TASK TO CARRY OUT: Reproduce the entries below in full and without error.

DATA FOR THIS TASK:
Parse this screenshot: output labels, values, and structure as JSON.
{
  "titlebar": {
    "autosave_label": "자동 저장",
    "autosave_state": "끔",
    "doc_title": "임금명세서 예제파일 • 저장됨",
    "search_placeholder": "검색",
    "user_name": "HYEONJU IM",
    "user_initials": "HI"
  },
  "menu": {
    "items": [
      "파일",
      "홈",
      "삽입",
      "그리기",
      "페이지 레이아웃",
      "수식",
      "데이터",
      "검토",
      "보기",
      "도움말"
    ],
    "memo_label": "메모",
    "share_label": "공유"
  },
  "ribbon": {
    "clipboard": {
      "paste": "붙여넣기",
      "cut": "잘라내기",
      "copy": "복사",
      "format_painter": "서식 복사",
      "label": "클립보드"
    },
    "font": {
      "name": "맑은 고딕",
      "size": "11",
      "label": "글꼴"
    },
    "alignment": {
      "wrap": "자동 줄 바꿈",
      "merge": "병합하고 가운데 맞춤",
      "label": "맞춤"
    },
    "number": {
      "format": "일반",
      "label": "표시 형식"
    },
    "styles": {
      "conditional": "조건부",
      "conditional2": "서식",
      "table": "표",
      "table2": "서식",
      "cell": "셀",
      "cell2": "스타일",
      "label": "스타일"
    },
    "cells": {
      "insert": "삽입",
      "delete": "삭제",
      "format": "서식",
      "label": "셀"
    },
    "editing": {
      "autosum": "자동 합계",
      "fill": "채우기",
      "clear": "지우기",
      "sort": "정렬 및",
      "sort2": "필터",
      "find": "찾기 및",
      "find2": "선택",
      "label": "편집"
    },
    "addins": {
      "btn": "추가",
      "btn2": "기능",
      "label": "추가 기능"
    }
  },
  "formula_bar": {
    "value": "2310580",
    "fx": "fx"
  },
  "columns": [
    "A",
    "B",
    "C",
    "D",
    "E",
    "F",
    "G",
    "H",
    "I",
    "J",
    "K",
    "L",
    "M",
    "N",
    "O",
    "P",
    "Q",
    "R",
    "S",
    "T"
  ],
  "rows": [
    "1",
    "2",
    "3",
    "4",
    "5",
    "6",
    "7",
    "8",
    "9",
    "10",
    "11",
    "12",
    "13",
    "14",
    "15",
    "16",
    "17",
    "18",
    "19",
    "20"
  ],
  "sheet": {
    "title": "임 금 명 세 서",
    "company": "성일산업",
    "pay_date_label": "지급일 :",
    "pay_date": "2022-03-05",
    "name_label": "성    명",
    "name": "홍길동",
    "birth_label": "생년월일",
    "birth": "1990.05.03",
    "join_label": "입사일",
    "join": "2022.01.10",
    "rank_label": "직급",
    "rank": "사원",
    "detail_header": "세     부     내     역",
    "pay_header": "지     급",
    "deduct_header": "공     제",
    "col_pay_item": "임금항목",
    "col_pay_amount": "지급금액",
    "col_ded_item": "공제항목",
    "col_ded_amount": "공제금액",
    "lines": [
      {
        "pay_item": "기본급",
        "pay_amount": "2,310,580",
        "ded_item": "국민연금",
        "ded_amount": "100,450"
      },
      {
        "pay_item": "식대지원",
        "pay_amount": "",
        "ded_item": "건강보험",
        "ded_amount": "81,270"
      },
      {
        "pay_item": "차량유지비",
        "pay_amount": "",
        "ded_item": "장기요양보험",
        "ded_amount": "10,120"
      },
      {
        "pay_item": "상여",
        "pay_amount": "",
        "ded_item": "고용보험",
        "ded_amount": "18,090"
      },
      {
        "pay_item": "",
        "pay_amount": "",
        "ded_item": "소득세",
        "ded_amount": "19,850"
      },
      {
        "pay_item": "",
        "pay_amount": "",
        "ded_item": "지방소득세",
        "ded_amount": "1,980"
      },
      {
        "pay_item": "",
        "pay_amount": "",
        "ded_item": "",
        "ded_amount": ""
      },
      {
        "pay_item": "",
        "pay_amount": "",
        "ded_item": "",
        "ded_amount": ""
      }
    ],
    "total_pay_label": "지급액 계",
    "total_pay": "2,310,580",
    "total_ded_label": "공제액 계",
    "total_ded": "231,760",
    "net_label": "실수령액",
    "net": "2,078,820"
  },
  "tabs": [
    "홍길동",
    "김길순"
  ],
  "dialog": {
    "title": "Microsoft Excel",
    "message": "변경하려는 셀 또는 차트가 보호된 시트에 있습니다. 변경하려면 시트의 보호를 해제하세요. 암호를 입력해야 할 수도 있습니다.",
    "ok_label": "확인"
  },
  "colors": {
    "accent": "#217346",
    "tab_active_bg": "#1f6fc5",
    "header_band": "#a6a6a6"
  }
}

EXERCISE SOLUTION:
Parse this screenshot: output labels, values, and structure as JSON.
{
  "titlebar": {
    "autosave_label": "자동 저장",
    "autosave_state": "끔",
    "doc_title": "임금명세서 예제파일 • 저장됨",
    "search_placeholder": "검색",
    "user_name": "HYEONJU IM",
    "user_initials": "HI"
  },
  "menu": {
    "items": [
      "파일",
      "홈",
      "삽입",
      "그리기",
      "페이지 레이아웃",
      "수식",
      "데이터",
      "검토",
      "보기",
      "도움말"
    ],
    "memo_label": "메모",
    "share_label": "공유"
  },
  "ribbon": {
    "clipboard": {
      "paste": "붙여넣기",
      "cut": "잘라내기",
      "copy": "복사",
      "format_painter": "서식 복사",
      "label": "클립보드"
    },
    "font": {
      "name": "맑은 고딕",
      "size": "11",
      "label": "글꼴"
    },
    "alignment": {
      "wrap": "자동 줄 바꿈",
      "merge": "병합하고 가운데 맞춤",
      "label": "맞춤"
    },
    "number": {
      "format": "일반",
      "label": "표시 형식"
    },
    "styles": {
      "conditional": "조건부",
      "conditional2": "서식",
      "table": "표",
      "table2": "서식",
      "cell": "셀",
      "cell2": "스타일",
      "label": "스타일"
    },
    "cells": {
      "insert": "삽입",
      "delete": "삭제",
      "format": "서식",
      "label": "셀"
    },
    "editing": {
      "autosum": "자동 합계",
      "fill": "채우기",
      "clear": "지우기",
      "sort": "정렬 및",
      "sort2": "필터",
      "find": "찾기 및",
      "find2": "선택",
      "label": "편집"
    },
    "addins": {
      "btn": "추가",
      "btn2": "기능",
      "label": "추가 기능"
    }
  },
  "formula_bar": {
    "value": "2310580",
    "fx": "fx"
  },
  "columns": [
    "A",
    "B",
    "C",
    "D",
    "E",
    "F",
    "G",
    "H",
    "I",
    "J",
    "K",
    "L",
    "M",
    "N",
    "O",
    "P",
    "Q",
    "R",
    "S",
    "T"
  ],
  "rows": [
    "1",
    "2",
    "3",
    "4",
    "5",
    "6",
    "7",
    "8",
    "9",
    "10",
    "11",
    "12",
    "13",
    "14",
    "15",
    "16",
    "17",
    "18",
    "19",
    "20"
  ],
  "sheet": {
    "title": "임 금 명 세 서",
    "company": "성일산업",
    "pay_date_label": "지급일 :",
    "pay_date": "2022-03-05",
    "name_label": "성    명",
    "name": "홍길동",
    "birth_label": "생년월일",
    "birth": "1990.05.03",
    "join_label": "입사일",
    "join": "2022.01.10",
    "rank_label": "직급",
    "rank": "사원",
    "detail_header": "세     부     내     역",
    "pay_header": "지     급",
    "deduct_header": "공     제",
    "col_pay_item": "임금항목",
    "col_pay_amount": "지급금액",
    "col_ded_item": "공제항목",
    "col_ded_amount": "공제금액",
    "lines": [
      {
        "pay_item": "기본급",
        "pay_amount": "2,310,580",
        "ded_item": "국민연금",
        "ded_amount": "100,450"
      },
      {
        "pay_item": "식대지원",
        "pay_amount": "",
        "ded_item": "건강보험",
        "ded_amount": "81,270"
      },
      {
        "pay_item": "차량유지비",
        "pay_amount": "",
        "ded_item": "장기요양보험",
        "ded_amount": "10,120"
      },
      {
        "pay_item": "상여",
        "pay_amount": "",
        "ded_item": "고용보험",
        "ded_amount": "18,090"
      },
      {
        "pay_item": "",
        "pay_amount": "",
        "ded_item": "소득세",
        "ded_amount": "19,850"
      },
      {
        "pay_item": "",
        "pay_amount": "",
        "ded_item": "지방소득세",
        "ded_amount": "1,980"
      },
      {
        "pay_item": "",
        "pay_amount": "",
        "ded_item": "",
        "ded_amount": ""
      },
      {
        "pay_item": "",
        "pay_amount": "",
        "ded_item": "",
        "ded_amount": ""
      }
    ],
    "total_pay_label": "지급액 계",
    "total_pay": "2,310,580",
    "total_ded_label": "공제액 계",
    "total_ded": "231,760",
    "net_label": "실수령액",
    "net": "2,078,820"
  },
  "tabs": [
    "홍길동",
    "김길순"
  ],
  "dialog": {
    "title": "Microsoft Excel",
    "message": "변경하려는 셀 또는 차트가 보호된 시트에 있습니다. 변경하려면 시트의 보호를 해제하세요. 암호를 입력해야 할 수도 있습니다.",
    "ok_label": "확인"
  },
  "colors": {
    "accent": "#217346",
    "tab_active_bg": "#1f6fc5",
    "header_band": "#a6a6a6"
  }
}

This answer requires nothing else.